ACTIVITY: Copy out the entire listing word for word.

EXTRACTED MATERIAL:

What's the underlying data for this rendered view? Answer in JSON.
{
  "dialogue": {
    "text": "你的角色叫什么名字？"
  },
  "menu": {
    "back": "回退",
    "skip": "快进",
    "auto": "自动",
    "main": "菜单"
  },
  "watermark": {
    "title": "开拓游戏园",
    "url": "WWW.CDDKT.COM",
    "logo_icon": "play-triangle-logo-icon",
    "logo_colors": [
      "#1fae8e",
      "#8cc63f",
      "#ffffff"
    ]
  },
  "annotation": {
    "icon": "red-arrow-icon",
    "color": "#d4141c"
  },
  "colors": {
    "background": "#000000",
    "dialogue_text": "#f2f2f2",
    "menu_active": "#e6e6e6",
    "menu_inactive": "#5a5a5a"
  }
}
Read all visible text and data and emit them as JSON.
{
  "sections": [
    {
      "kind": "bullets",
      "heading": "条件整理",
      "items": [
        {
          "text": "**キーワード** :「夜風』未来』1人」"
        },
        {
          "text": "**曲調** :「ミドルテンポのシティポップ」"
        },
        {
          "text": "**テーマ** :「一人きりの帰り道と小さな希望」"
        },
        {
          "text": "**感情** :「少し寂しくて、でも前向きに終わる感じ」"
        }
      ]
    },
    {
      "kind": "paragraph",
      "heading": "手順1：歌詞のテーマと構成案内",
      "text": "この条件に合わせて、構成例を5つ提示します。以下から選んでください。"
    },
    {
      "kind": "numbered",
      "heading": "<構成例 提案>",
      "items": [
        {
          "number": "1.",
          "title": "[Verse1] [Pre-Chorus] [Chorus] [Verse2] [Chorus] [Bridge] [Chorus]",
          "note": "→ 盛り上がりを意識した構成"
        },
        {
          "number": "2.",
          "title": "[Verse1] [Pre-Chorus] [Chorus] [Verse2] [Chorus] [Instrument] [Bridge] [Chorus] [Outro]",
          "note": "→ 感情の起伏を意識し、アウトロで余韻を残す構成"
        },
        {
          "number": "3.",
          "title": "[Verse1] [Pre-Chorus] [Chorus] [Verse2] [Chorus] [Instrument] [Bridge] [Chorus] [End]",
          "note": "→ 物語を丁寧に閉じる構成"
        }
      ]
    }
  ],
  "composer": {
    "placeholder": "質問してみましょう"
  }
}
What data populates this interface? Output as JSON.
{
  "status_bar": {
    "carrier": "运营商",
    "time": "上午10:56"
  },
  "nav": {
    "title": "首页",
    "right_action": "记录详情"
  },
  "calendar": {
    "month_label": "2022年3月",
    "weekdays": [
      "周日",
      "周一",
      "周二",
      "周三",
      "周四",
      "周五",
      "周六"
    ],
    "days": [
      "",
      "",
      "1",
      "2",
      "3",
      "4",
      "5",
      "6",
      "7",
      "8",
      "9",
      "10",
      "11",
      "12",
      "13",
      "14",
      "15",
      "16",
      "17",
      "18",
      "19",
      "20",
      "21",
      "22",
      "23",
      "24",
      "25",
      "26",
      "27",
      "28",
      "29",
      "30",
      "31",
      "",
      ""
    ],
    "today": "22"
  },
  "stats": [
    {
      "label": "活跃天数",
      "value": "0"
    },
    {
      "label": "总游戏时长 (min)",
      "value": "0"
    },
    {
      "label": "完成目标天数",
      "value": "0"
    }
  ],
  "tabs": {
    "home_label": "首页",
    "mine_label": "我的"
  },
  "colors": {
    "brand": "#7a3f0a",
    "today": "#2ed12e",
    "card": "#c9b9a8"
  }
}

SOLUTION TO THIS EXERCISE:
What's the underlying data for this rendered view? Answer in JSON.
{
  "dialogue": {
    "text": "你的角色叫什么名字？"
  },
  "menu": {
    "back": "回退",
    "skip": "快进",
    "auto": "自动",
    "main": "菜单"
  },
  "watermark": {
    "title": "开拓游戏园",
    "url": "WWW.CDDKT.COM",
    "logo_icon": "play-triangle-logo-icon",
    "logo_colors": [
      "#1fae8e",
      "#8cc63f",
      "#ffffff"
    ]
  },
  "annotation": {
    "icon": "red-arrow-icon",
    "color": "#d4141c"
  },
  "colors": {
    "background": "#000000",
    "dialogue_text": "#f2f2f2",
    "menu_active": "#e6e6e6",
    "menu_inactive": "#5a5a5a"
  }
}
Read all visible text and data and emit them as JSON.
{
  "sections": [
    {
      "kind": "bullets",
      "heading": "条件整理",
      "items": [
        {
          "text": "**キーワード** :「夜風』未来』1人」"
        },
        {
          "text": "**曲調** :「ミドルテンポのシティポップ」"
        },
        {
          "text": "**テーマ** :「一人きりの帰り道と小さな希望」"
        },
        {
          "text": "**感情** :「少し寂しくて、でも前向きに終わる感じ」"
        }
      ]
    },
    {
      "kind": "paragraph",
      "heading": "手順1：歌詞のテーマと構成案内",
      "text": "この条件に合わせて、構成例を5つ提示します。以下から選んでください。"
    },
    {
      "kind": "numbered",
      "heading": "<構成例 提案>",
      "items": [
        {
          "number": "1.",
          "title": "[Verse1] [Pre-Chorus] [Chorus] [Verse2] [Chorus] [Bridge] [Chorus]",
          "note": "→ 盛り上がりを意識した構成"
        },
        {
          "number": "2.",
          "title": "[Verse1] [Pre-Chorus] [Chorus] [Verse2] [Chorus] [Instrument] [Bridge] [Chorus] [Outro]",
          "note": "→ 感情の起伏を意識し、アウトロで余韻を残す構成"
        },
        {
          "number": "3.",
          "title": "[Verse1] [Pre-Chorus] [Chorus] [Verse2] [Chorus] [Instrument] [Bridge] [Chorus] [End]",
          "note": "→ 物語を丁寧に閉じる構成"
        }
      ]
    }
  ],
  "composer": {
    "placeholder": "質問してみましょう"
  }
}
What data populates this interface? Output as JSON.
{
  "status_bar": {
    "carrier": "运营商",
    "time": "上午10:56"
  },
  "nav": {
    "title": "首页",
    "right_action": "记录详情"
  },
  "calendar": {
    "month_label": "2022年3月",
    "weekdays": [
      "周日",
      "周一",
      "周二",
      "周三",
      "周四",
      "周五",
      "周六"
    ],
    "days": [
      "",
      "",
      "1",
      "2",
      "3",
      "4",
      "5",
      "6",
      "7",
      "8",
      "9",
      "10",
      "11",
      "12",
      "13",
      "14",
      "15",
      "16",
      "17",
      "18",
      "19",
      "20",
      "21",
      "22",
      "23",
      "24",
      "25",
      "26",
      "27",
      "28",
      "29",
      "30",
      "31",
      "",
      ""
    ],
    "today": "22"
  },
  "stats": [
    {
      "label": "活跃天数",
      "value": "0"
    },
    {
      "label": "总游戏时长 (min)",
      "value": "0"
    },
    {
      "label": "完成目标天数",
      "value": "0"
    }
  ],
  "tabs": {
    "home_label": "首页",
    "mine_label": "我的"
  },
  "colors": {
    "brand": "#7a3f0a",
    "today": "#2ed12e",
    "card": "#c9b9a8"
  }
}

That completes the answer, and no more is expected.